As many of you know, the Somerville and Medford delegations met yesterday with Gov. Patrick and Sec. Cohen about the Green Line extension. I am writing on behalf of the Delegation to update you on the meeting.
First, since it was the governor’s birthday, we presented him with a Green Line t-shirt provided by STEP, and pastries from the Danish Pastry Shop (near a potential Hillside stop).
We thanked the governor for providing initial funding to complete the Environmental Impact Report (EIR) for the Green Line Extension. He introduced Steve Woeffel as the new project manager. Sec. Cohen gave us a new timeline for the project, reflecting their decision to apply for 50% federal funding through the New Starts program. This new timeline states that the project will not be completed until 2016, because federal environmental reviews are more extensive.
The delegation expressed deep frustration at the delay, despite understanding that the state’s funds are limited. We also expressed concern that the South Coast line appears to be receiving priority, and will progress more quickly, since it is not being considered for federal money, but would depend entirely on state funding. We reminded the governor and the secretary that the Green Line is a legal mandate, has many more economic and environmental benefits, and is cheaper than any other projects such as the South Coast. The cost for the Green Line is projected to be $800 million while other extension such as the South Coast Rail are higher at $1.2 billion. We reminded them that it is uncertain that, even if we pursue federal funding, we will get it.
We said that there is a possibility of a lawsuit should the SIP commitment be delayed, but we also discussed the moral obligation of the state to our community, which has been underserved and overburdened. And we said it was unfair for our transit to be delayed BECAUSE it is more worthy, and therefore eligible for federal match.
The governor asked Sec. Cohen and Steve Woeffel to figure out in what ways the federal and state EIR processes could be dovetailed and expedited. The secretary suggested additional bus service as mitigation for delays. We responded that (a) bus service has recently been reduced, (b) waiting till 2014 for added buses would not be acceptable, and (c) buses in our area should be replaced with clean energy buses. We also said that additional bus service should be considered but would not be adequate. We made it clear that the issue is not just transportation but air quality.

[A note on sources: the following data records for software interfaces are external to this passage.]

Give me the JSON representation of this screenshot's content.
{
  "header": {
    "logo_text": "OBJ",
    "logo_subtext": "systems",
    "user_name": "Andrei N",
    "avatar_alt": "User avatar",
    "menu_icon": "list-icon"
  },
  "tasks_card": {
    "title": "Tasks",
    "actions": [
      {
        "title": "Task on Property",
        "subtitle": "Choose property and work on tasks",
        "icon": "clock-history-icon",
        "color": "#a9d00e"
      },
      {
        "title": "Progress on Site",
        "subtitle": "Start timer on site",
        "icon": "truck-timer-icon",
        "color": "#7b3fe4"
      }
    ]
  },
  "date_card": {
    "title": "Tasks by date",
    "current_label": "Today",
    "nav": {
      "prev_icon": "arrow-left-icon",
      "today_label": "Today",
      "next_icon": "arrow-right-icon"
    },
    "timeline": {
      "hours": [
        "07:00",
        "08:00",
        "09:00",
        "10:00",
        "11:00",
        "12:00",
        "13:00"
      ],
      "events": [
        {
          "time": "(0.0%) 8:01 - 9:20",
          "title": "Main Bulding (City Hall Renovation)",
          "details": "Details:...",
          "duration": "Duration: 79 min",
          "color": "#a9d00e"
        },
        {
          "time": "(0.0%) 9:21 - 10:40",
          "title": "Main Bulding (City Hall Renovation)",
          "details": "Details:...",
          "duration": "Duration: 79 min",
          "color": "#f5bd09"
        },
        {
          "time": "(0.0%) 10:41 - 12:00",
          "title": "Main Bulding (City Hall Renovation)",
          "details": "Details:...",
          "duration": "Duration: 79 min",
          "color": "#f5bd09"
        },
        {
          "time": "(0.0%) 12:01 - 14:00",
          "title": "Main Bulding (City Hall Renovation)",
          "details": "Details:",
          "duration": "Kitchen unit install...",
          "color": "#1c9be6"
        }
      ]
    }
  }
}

The governor asked Sec. Cohen to develop a response and get back to us by the end of the month. Subsequently, I spoke with Mayor Curtatone about the situation and like the delegation he has serious concerns. In fact, the Mayor wants to work with the Delegation, STEP and CLF on a strategy to deal with mitigation regarding any delays in the project. We expect to set up a meeting very shortly. W e will let you know as we learn more.
As always, should you have any questions, please contact us.